b. State certification
d. Key beliefs
a. Lesson plans
4. Professional information
b. Unit outlines
f. Student work samples
g. Extracurricular interests
h. Class newsletters
i. Examples of collaboration/teaming
a. List of professional activities
You will use your teaching portfolio in many instances: job interview or at a job fair, as part of a licensure review, to demonstrate growth in a promotion or tenure review, as a teaching tool, and when mentoring new teachers. Document your practices, continued learning, and roles in your district to record your personal and professional growth.
b. Awards and achievements
c. Letters of recommendation
d. Ongoing professional development

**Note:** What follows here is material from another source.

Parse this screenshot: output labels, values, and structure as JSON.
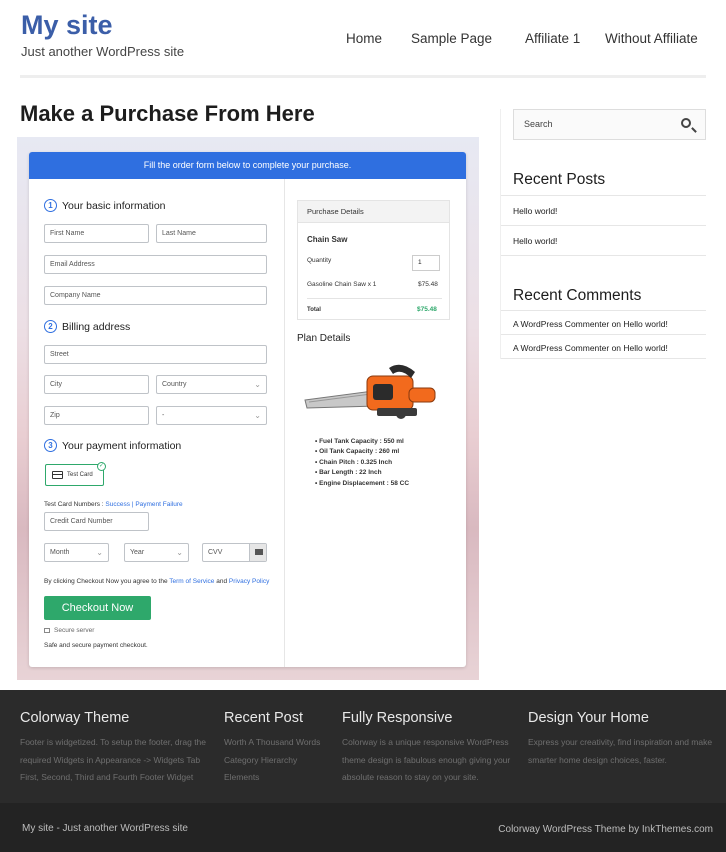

Most teaching portfolios today are e-portfolios, which use an app or software platform. This is valuable since many colleges require videos of yourself teaching and managing your class during your student teaching or internship. Include your videos, résumé, and letters of recommendation, then continue by adding examples of a unit you designed and taught, communications with parents, and more.
Microsoft documents can be saved as PDFs, and you also may transfer your files onto a USB drive that recruiters can simply plug into their computers to view your portfolio.
A short introductory video of you talking about yourself, your pedagogy, and your philosophy of education is helpful. Even more helpful in getting an interview is a video that shows you in the classroom, engaging your students.
E-portfolios are convenient, creative, and current, and they show potential employers the candidate’s technological aptitude. Hard-copy portfolios are still important, however, because they provide testimony to your work and teaching strategies during interviews. The bound portfolio also serves as a backup in case the interviewer did not have time to review the electronic version.
Learn about developing a professional portfolio at http://teachingcenter.wustl.edu/creating-teaching-portfolio
The Gallery of Teaching & Learning from the Carnegie Foundation provides digital representations of knowledge related to teaching and learning. Check out several:
A portfolio can be a useful way to demonstrate proficiency within your area of study or professional expertise.
Whatever style of portfolio you select, make sure that it is neat and orderly, inside and out.
Whether it’s online or in a leather case, your portfolio reflects you. Plan it carefully, organize it thoughtfully, make it look as sharp as possible and, more than likely, you’ll leave potential employers with a positive impression!